Audi’s connected mobility concept aims to tackle dense traffic and road restrictions. The concept car is developed at Audi Research & Development, Beijing, where it’s also making a premiere at the 2016 Beijing Auto Show. Based on the Audi Q3, it’s tailored to markets with growing urbanisation such as China and focuses on young drivers.

The key unique feature that the Q3-based concept car possesses is the electrically-powered 1,050 mm multifunctional longboard, that’s made out of carbon-fibre and aluminium. Said longboard is integrated into the rear bumper for storage. When stowed in here, the device is charged automatically.

The longboard has a battery range of over 12 km and can reach a top speed of 30 km/h. It has three riding modes – scooter mode, allows for a phone to be clipped to the unfolded handlebar to display directions, while speed is adjusted via a remote control on the right handlebar grip. Here, a backpack can also be clipped to the steering rack.

In sport mode, the handlebar is folded down and the rider controls the speed with the remote in his hand. The final mode allows for the board to be turned into a transport device for luggage or shopping bags. Connected wirelessly to a smartphone or smartwatch, the board is able to follow its owner automatically.

Meanwhile, another nifty feature that stems from the connected mobility concept is the use of the car’s infotainment system, which is also linked to the smartphone calendar of the user/driver. The system can calculate the fastest way to get to a destination (either by car or longboard) based on real-time traffic data.

Should the longboard be the faster way to get there, the system will then recommend a parking space nearby for the driver to park their vehicle, therefore allowing them to commute to their destination via the longboard.
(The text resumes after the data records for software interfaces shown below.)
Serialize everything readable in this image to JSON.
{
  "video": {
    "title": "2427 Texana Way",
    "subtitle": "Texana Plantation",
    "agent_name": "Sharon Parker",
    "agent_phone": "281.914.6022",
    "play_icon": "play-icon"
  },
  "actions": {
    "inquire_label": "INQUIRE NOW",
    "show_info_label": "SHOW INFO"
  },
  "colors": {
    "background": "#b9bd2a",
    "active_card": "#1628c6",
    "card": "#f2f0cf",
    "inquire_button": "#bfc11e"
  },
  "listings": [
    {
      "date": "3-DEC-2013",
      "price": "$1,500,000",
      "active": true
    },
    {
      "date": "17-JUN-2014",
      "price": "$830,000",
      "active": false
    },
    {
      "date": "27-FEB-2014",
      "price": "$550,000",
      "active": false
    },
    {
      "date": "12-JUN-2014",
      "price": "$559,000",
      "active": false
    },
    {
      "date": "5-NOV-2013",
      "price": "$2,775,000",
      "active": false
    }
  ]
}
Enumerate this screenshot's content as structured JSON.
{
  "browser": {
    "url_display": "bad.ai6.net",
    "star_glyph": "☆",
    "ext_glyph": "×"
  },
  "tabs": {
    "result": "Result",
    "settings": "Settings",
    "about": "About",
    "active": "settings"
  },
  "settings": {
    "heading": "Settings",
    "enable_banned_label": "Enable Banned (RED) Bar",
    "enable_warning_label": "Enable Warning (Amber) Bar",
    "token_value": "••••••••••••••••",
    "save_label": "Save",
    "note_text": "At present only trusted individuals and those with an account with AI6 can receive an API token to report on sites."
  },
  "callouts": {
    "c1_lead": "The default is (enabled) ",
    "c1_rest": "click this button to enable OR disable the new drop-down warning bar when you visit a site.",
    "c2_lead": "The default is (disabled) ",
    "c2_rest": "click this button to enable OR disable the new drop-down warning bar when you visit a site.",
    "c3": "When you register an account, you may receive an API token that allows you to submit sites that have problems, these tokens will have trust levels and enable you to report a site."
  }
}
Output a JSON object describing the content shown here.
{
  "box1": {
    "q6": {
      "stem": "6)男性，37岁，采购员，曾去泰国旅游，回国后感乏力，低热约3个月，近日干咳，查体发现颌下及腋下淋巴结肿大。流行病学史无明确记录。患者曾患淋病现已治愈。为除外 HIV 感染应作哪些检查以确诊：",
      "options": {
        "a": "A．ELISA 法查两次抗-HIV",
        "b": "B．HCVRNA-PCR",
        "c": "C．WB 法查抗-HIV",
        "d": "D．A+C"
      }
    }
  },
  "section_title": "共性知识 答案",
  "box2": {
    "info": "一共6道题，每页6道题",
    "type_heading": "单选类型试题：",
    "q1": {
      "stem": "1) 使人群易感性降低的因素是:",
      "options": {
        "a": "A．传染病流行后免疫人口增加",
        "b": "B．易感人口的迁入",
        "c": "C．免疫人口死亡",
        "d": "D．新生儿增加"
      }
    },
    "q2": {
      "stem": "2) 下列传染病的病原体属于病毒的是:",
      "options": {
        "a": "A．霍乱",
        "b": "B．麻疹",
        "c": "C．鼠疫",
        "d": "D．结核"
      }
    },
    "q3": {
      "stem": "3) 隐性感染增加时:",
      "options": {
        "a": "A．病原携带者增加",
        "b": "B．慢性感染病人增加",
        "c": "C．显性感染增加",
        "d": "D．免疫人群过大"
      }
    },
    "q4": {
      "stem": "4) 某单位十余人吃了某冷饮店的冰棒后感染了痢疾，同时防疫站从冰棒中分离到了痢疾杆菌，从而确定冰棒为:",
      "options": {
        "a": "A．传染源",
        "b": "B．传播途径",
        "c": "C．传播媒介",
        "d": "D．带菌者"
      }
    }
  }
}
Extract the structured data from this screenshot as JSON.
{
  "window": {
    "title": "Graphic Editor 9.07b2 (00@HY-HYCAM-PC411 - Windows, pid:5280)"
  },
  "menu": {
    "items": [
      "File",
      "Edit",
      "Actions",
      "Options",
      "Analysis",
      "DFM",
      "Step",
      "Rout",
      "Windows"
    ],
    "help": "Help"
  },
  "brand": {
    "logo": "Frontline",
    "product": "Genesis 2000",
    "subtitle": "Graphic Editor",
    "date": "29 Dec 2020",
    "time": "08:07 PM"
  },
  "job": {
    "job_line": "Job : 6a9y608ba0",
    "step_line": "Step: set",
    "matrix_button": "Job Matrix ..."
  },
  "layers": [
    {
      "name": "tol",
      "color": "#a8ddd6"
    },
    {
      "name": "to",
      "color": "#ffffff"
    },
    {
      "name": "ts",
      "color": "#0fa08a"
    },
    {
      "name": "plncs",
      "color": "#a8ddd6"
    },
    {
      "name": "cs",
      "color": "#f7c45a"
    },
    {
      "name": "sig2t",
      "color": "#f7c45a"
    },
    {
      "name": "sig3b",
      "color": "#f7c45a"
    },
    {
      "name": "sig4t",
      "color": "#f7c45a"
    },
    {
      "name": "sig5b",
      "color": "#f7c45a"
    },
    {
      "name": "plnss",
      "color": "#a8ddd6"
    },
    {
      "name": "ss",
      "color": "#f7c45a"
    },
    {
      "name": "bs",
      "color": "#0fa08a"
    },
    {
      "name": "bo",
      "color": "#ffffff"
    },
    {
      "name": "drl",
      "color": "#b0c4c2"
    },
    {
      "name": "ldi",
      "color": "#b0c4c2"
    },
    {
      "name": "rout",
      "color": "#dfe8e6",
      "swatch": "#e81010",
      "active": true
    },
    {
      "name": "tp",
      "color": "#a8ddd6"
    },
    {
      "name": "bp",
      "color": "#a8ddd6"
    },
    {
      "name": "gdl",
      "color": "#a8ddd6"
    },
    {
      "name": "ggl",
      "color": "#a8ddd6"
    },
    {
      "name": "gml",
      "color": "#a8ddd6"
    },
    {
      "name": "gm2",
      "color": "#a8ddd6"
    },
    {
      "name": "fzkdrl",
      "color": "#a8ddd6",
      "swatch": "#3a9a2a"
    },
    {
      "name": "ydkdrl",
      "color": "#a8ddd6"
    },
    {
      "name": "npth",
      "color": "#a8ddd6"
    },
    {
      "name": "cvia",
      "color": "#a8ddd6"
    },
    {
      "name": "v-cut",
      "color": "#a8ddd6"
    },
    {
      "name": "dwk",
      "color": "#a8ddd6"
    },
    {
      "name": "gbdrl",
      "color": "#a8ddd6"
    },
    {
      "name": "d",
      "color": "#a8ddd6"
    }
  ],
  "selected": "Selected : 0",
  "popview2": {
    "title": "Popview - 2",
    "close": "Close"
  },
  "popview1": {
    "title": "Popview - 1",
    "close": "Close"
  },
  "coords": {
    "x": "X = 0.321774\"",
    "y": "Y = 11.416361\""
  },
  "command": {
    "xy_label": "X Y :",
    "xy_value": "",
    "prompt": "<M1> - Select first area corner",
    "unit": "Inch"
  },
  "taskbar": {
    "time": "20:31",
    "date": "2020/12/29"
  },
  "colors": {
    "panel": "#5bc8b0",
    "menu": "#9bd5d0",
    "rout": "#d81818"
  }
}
Switching mobility methods, the driver-turned-rider will be guided to their destination with their smartphone as Audi MMI connect App automatically syncs navigation information.